For too many years, people viewed the church as the primary place for spiritual instruction for their kids. Don’t get me wrong, our kids need to go to church, Sunday School, small group, AWANA or whatever your children’s program is called. They need to know there are other kids who believe the same things they do, they need the experience of meeting together with others and they need to know other Christ-following adults who can influence their lives.

But the primary responsibility for teaching our children about God lies with us. The church is our partner. Remember that our theme verse for this blog, Deuteronomy 6:6-9 says “These commandments that I give you today are to be on your hearts. Impress them on your children. Talk about them when you sit at home and when you walk along the road, when you lie down and when you get up. Tie them as symbols on your hands and bind them on your foreheads.
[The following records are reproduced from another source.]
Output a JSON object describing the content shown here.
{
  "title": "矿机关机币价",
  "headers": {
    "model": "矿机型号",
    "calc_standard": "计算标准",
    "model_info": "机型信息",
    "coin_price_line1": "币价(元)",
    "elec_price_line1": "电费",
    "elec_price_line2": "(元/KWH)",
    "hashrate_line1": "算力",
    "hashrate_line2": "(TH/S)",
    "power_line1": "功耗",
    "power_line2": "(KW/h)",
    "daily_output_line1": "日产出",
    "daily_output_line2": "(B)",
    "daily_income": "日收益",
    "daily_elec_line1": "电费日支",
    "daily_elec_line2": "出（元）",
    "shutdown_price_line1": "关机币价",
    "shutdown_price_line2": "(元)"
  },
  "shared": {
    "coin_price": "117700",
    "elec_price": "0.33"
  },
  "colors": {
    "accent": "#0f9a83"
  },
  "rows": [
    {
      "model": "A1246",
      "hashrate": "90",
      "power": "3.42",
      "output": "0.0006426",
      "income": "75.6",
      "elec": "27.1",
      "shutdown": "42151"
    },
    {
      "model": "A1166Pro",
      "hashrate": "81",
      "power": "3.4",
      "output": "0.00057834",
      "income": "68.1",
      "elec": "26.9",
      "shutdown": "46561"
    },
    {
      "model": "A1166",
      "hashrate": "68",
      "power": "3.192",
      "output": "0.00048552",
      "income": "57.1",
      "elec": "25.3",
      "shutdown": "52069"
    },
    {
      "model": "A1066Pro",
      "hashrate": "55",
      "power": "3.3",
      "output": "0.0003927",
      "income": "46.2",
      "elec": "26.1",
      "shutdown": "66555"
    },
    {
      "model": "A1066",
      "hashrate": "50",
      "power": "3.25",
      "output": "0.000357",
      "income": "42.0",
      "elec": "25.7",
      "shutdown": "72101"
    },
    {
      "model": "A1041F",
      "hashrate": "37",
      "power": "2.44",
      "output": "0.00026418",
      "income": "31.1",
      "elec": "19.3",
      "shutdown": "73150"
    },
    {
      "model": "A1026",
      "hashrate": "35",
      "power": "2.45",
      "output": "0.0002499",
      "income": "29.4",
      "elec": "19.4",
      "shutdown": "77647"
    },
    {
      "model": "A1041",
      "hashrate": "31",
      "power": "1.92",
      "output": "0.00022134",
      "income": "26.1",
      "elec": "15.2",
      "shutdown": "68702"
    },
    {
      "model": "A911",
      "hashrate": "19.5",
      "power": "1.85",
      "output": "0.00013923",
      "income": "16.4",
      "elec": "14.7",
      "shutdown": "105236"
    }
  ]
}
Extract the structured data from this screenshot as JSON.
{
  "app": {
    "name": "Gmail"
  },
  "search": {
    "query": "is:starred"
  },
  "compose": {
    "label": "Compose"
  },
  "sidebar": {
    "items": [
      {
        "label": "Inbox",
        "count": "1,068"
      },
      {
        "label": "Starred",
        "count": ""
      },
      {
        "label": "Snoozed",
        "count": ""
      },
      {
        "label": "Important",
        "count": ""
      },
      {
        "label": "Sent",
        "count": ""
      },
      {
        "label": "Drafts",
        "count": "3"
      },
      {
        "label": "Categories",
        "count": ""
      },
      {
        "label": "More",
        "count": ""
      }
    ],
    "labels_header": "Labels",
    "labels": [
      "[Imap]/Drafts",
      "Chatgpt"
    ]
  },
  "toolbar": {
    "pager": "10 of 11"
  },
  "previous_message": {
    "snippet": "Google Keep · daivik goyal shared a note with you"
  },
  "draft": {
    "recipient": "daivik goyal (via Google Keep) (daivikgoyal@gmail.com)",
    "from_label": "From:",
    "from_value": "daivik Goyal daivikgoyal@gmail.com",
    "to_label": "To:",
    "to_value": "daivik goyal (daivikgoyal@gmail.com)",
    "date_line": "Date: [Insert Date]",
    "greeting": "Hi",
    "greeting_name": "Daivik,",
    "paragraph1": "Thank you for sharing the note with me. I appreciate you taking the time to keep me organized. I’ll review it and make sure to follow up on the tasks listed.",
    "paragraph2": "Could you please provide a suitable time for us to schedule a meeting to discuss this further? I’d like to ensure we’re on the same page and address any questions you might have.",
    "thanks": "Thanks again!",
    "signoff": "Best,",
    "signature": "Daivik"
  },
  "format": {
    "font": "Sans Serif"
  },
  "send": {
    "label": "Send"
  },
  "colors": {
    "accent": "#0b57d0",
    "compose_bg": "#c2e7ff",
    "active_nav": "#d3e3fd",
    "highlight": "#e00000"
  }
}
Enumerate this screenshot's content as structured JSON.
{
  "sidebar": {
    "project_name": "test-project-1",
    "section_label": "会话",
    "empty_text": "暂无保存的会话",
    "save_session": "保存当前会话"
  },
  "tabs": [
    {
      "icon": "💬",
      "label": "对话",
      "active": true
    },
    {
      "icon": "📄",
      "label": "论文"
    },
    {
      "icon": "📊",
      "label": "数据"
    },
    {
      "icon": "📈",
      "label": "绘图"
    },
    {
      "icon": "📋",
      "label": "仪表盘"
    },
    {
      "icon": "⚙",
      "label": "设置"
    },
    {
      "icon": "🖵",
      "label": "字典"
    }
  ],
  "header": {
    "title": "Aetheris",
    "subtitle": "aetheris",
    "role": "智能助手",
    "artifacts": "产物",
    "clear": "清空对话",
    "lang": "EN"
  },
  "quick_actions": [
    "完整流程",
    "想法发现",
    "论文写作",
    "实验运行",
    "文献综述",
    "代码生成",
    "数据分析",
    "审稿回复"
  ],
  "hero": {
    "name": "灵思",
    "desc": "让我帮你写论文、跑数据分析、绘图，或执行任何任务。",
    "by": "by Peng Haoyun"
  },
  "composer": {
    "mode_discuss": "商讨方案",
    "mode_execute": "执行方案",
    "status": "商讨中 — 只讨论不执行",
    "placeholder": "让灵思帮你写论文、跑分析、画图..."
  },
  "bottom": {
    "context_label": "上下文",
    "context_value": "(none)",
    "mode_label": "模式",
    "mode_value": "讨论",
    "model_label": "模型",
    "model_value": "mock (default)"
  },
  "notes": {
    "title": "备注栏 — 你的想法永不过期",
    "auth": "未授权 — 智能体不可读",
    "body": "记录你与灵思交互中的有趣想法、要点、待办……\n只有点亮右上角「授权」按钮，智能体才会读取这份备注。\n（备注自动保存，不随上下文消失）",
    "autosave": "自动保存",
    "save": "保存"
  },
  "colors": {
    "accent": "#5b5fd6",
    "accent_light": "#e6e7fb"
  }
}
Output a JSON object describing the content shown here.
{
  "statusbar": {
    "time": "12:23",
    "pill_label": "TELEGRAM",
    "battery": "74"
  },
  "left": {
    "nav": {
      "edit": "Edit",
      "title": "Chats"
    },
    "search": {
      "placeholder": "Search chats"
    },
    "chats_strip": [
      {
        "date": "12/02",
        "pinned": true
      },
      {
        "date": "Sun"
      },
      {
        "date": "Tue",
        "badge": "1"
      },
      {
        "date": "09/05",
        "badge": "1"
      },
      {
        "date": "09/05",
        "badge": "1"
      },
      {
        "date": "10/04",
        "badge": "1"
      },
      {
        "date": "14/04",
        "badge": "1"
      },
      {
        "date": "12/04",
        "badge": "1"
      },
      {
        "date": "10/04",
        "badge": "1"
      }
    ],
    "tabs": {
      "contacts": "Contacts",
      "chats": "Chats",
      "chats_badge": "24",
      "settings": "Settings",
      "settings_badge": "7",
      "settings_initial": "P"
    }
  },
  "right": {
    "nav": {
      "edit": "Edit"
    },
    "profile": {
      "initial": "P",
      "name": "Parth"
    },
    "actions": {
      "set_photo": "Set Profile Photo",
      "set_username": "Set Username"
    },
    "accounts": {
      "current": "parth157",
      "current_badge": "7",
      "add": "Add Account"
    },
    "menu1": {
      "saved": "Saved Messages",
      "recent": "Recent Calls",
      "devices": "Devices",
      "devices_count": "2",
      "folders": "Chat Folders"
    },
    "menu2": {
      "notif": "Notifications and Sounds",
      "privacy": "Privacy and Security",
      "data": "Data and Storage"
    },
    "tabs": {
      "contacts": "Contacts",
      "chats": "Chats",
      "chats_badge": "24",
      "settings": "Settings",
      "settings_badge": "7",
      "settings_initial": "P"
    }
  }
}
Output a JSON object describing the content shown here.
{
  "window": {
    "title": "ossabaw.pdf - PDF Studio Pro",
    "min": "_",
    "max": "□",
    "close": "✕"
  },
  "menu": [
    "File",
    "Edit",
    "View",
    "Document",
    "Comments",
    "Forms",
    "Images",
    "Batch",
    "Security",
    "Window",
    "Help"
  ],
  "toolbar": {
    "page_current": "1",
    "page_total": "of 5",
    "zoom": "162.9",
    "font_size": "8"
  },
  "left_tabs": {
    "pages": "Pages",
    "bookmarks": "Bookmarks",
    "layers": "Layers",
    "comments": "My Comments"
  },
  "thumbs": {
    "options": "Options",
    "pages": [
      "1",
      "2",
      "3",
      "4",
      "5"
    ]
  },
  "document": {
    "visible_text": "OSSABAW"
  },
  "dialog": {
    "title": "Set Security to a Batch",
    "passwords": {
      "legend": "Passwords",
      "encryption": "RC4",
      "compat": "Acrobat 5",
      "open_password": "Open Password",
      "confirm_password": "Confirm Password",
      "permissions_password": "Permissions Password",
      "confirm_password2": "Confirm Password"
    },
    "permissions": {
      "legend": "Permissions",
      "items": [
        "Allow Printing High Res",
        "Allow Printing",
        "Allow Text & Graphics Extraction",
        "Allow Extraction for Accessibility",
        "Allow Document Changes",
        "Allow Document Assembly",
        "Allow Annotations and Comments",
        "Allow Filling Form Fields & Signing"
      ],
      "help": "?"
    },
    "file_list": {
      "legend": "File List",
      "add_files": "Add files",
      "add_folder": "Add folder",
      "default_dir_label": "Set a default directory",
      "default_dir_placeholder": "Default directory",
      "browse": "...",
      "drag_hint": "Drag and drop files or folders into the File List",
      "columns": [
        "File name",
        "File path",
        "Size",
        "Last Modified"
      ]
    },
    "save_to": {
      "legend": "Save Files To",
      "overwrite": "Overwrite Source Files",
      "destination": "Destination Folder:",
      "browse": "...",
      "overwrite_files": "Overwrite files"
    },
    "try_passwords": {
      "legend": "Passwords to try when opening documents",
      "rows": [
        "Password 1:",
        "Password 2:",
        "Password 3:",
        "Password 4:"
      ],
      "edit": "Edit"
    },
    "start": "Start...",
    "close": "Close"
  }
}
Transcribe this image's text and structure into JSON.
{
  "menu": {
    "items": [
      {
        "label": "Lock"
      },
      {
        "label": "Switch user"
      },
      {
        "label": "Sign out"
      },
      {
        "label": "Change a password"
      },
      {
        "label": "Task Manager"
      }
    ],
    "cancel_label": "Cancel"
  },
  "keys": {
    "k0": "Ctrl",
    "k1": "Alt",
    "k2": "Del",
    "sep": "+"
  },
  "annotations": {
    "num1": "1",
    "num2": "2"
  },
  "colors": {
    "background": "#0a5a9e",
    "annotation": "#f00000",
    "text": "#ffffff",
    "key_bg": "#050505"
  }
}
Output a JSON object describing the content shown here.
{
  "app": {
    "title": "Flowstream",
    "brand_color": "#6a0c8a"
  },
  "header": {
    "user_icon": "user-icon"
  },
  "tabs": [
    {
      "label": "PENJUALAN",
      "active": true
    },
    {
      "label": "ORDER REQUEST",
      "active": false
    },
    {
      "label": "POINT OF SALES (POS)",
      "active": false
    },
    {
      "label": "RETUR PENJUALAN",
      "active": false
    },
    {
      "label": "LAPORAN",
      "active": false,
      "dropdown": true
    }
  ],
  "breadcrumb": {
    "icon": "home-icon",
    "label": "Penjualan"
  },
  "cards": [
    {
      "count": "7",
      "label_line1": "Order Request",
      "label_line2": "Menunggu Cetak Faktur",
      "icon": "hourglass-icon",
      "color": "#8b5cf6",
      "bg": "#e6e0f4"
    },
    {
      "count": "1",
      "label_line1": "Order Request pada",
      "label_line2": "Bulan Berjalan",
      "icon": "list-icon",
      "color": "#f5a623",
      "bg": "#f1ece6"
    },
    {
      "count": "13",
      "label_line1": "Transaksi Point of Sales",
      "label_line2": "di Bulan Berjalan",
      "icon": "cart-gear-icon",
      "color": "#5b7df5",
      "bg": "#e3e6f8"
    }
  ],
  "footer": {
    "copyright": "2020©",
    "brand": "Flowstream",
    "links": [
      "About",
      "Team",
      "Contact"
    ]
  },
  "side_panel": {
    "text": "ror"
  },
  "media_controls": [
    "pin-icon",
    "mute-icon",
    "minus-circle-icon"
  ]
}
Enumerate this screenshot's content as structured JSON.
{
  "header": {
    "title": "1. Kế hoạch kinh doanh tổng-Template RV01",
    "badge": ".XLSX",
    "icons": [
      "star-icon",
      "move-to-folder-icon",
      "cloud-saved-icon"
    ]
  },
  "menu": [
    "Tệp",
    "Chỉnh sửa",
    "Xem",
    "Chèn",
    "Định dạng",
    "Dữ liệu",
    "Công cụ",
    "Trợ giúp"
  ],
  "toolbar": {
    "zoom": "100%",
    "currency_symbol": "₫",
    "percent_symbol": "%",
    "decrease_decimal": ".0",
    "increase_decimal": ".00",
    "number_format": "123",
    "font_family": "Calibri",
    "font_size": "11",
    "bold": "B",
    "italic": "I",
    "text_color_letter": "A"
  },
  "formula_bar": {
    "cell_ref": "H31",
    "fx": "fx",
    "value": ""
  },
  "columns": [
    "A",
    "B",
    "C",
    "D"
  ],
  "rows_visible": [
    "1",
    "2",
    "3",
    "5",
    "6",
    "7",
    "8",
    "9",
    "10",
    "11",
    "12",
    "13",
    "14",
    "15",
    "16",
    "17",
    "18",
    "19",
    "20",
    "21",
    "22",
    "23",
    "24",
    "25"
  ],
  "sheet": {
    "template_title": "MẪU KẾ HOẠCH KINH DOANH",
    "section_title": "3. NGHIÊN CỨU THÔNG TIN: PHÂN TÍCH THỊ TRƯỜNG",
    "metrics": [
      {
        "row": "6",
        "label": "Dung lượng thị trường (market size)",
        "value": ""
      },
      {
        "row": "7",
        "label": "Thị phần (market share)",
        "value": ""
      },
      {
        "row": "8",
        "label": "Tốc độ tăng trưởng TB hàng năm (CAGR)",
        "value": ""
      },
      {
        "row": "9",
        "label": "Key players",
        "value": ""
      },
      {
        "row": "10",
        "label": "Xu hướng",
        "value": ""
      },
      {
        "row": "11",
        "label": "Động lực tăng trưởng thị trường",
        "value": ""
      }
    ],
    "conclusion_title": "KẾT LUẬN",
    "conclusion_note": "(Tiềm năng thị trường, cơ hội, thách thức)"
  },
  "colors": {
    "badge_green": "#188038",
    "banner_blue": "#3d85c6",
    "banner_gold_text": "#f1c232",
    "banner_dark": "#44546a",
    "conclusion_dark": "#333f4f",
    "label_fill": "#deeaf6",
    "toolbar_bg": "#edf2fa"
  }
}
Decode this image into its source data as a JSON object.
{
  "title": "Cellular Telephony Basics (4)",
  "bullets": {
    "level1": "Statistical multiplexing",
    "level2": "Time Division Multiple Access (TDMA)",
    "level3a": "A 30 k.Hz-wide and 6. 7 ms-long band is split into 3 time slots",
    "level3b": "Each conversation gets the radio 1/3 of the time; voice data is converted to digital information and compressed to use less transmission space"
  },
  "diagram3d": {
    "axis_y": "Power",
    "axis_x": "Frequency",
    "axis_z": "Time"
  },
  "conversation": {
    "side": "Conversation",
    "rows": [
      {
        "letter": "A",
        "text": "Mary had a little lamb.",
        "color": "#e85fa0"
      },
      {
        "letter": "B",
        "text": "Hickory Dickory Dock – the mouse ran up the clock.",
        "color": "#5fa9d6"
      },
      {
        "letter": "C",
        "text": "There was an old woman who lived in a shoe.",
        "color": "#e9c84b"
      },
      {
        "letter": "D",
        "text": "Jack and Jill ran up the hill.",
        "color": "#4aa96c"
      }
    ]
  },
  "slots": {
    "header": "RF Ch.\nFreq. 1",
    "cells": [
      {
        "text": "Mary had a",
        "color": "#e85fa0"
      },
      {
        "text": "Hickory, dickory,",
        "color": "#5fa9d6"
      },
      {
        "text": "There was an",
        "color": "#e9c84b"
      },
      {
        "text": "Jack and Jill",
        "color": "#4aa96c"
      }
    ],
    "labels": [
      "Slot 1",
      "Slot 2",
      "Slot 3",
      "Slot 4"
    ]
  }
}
Write them on the doorframes of your houses and on your gates.”

These verses lay the primary responsibility for teaching our children about God at our feet. But that doesn’t mean that we don’t need help. Our churches, our friends and our extended families can help reinforce and partner with us in raising our kids to be Christ-followers.

Too often, though, we, as parents, haven’t done a good job of partnering with our church. We expect our kids to pick up in an hour or two a week, the foundation they need to follow God for the rest of their lives. Would we expect our kids to learn their multiplication facts or all the capitals of the United States in an hour a week? Of course not. We would spend time at home helping them learn those things.

The same goes for their spiritual instruction. We want to partner with our church to teach our children about God. We don’t want to rely on our church as the sole source of spiritual instruction for our kids.

Today, I want to introduce you to a fantastic website that teaches and encourages parents in becoming partners with their churches. Check out Orange Parents, a website put together by the people behind the Orange movement. They describe being “orange” like this:

“Orange is what you get when you combine two primary colors—red and yellow.
 If you paint only with red, you will get what only red can do. If you paint only with yellow, you will get what only yellow can do. But when you paint with red and yellow, you’ll get new possibilities, fresh solutions, vibrant outcomes.

We use the color orange to symbolize what it means to parent beyond your capacity. Orange parents understand that by tapping into a wider community, they have the potential to make a greater impact in the lives of their children.”

The authors of the Orange Parents blog also wrote a fantastic book Parenting Beyond Your Capacity, which is all about creating an environment for your kids where they are supported in their spiritual growth by a community, which includes parents, the church and other Christ-following adults.

Check out these two resources today, and spend some time considering how you can partner with your church and other adults in your children’s lives to support your children’s spiritual growth. Raising kids who are strong Christ-followers takes more than just you or your church. Learn to be orange today.